Saved entries
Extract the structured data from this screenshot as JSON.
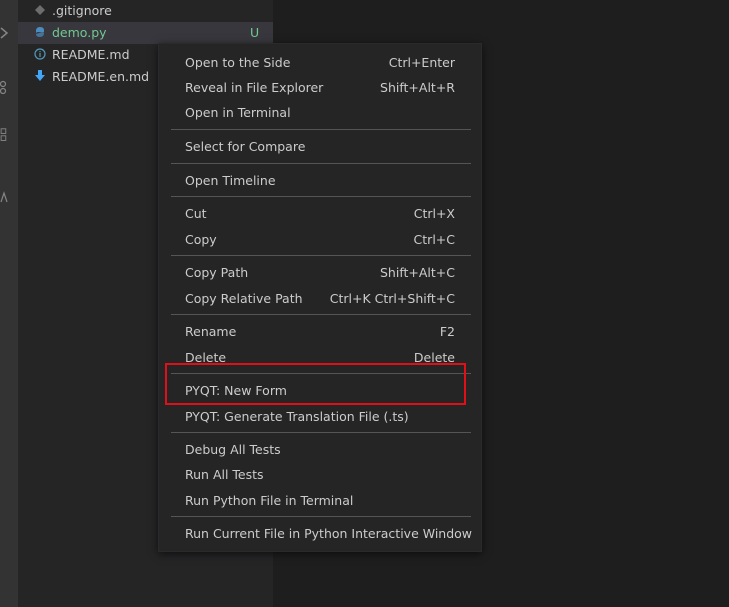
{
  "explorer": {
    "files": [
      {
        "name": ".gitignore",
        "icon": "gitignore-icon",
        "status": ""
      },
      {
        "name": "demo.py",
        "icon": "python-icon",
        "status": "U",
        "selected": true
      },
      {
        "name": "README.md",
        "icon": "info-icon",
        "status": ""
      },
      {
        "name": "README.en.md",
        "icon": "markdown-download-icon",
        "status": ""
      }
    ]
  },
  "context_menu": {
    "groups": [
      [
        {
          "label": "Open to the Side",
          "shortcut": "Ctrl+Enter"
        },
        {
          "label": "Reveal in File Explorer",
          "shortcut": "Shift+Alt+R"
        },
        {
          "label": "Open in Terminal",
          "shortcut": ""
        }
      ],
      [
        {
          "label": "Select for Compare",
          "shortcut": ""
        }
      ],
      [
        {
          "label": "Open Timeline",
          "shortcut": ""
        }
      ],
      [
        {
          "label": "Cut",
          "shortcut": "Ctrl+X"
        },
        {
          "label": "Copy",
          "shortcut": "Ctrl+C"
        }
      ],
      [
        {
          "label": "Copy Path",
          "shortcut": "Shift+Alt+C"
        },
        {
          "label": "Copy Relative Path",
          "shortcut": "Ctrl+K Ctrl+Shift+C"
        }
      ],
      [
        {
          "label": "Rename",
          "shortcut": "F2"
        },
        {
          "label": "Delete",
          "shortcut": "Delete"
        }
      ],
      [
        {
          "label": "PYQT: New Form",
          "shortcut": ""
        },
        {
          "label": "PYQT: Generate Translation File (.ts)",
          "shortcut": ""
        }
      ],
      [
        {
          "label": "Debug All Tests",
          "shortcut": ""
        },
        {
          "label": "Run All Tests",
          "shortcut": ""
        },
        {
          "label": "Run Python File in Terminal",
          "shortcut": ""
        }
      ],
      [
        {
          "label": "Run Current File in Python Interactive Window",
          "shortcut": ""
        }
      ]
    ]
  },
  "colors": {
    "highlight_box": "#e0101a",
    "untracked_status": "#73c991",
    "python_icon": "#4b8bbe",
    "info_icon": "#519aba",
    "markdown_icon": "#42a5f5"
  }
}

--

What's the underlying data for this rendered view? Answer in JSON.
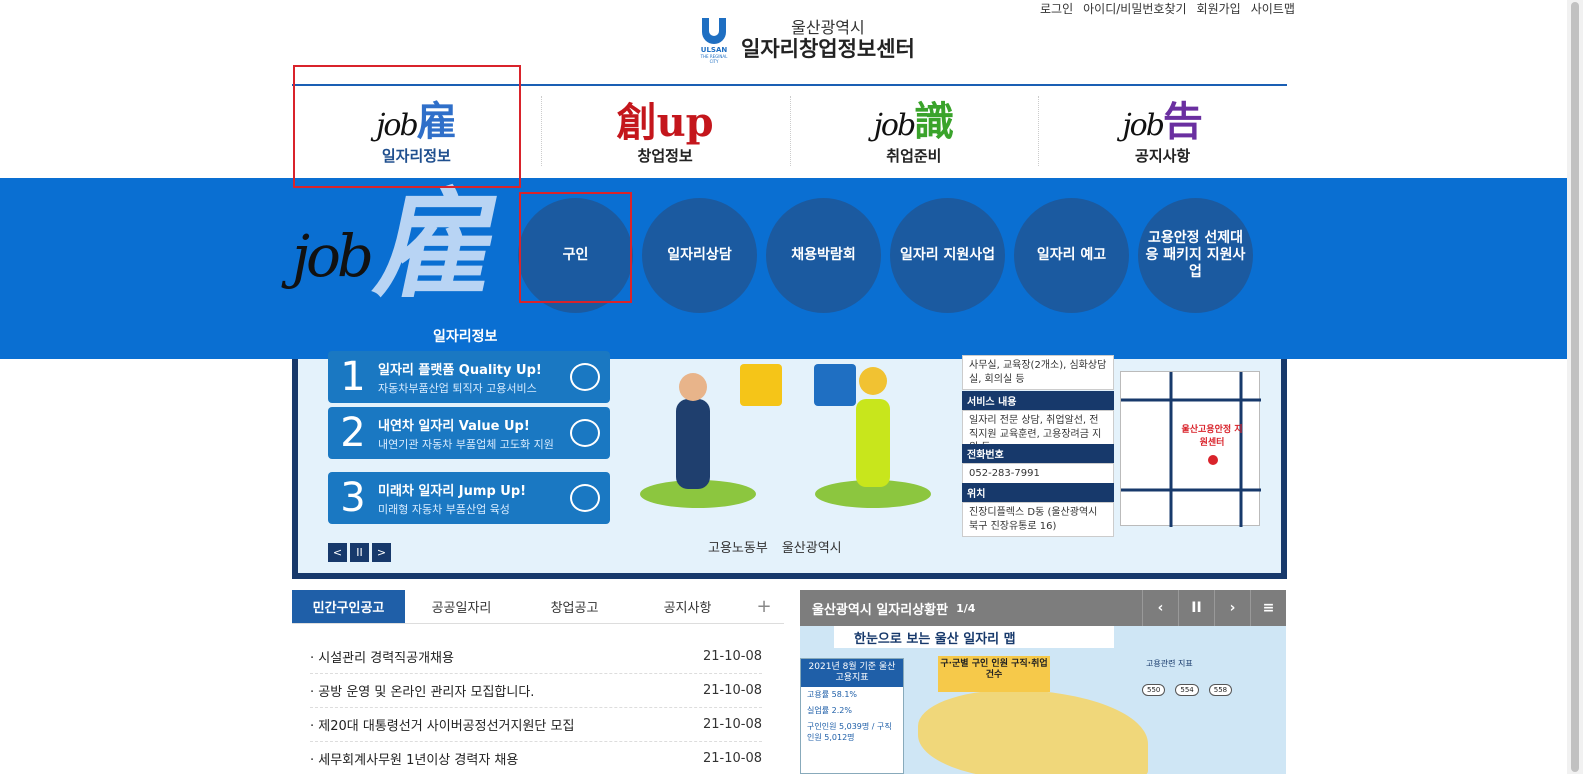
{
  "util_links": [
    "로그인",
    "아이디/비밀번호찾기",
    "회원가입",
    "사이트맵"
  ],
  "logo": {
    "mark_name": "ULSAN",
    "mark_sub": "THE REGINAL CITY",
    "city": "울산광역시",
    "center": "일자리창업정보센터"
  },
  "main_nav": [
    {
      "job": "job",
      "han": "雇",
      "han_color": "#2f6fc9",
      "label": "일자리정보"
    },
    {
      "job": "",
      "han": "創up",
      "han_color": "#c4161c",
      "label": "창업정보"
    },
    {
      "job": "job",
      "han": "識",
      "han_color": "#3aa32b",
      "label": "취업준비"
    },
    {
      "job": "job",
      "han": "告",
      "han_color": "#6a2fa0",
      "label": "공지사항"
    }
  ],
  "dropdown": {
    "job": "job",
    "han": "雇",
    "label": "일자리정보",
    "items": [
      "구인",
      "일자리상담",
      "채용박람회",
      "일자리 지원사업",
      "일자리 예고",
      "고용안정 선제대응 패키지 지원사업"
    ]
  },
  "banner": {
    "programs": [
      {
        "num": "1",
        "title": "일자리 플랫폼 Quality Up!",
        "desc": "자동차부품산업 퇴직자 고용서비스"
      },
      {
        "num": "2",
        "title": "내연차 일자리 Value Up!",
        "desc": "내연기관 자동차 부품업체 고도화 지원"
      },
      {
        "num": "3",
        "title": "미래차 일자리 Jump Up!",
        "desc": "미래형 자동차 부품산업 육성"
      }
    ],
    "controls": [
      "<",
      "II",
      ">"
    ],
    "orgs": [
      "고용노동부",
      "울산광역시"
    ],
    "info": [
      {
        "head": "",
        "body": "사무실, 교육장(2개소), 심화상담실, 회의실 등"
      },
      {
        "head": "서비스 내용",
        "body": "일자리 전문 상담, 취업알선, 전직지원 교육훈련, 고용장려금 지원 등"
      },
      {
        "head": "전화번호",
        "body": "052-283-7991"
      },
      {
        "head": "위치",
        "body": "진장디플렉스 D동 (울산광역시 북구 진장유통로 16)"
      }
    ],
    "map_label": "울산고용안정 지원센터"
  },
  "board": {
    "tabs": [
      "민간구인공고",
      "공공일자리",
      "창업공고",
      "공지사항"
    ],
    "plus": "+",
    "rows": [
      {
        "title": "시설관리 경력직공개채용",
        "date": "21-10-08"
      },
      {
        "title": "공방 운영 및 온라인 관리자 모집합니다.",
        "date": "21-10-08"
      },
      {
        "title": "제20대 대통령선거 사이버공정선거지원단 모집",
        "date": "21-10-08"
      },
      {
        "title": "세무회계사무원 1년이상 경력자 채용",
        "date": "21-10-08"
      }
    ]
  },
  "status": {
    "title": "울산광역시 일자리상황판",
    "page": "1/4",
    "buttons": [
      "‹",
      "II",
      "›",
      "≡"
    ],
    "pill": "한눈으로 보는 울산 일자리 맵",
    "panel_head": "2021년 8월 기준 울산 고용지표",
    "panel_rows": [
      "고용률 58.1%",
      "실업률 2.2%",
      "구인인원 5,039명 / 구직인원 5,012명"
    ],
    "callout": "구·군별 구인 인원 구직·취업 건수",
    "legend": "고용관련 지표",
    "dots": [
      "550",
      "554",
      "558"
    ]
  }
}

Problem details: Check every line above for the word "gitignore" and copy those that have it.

Task output:
        "name": ".gitignore",
        "icon": "gitignore-icon",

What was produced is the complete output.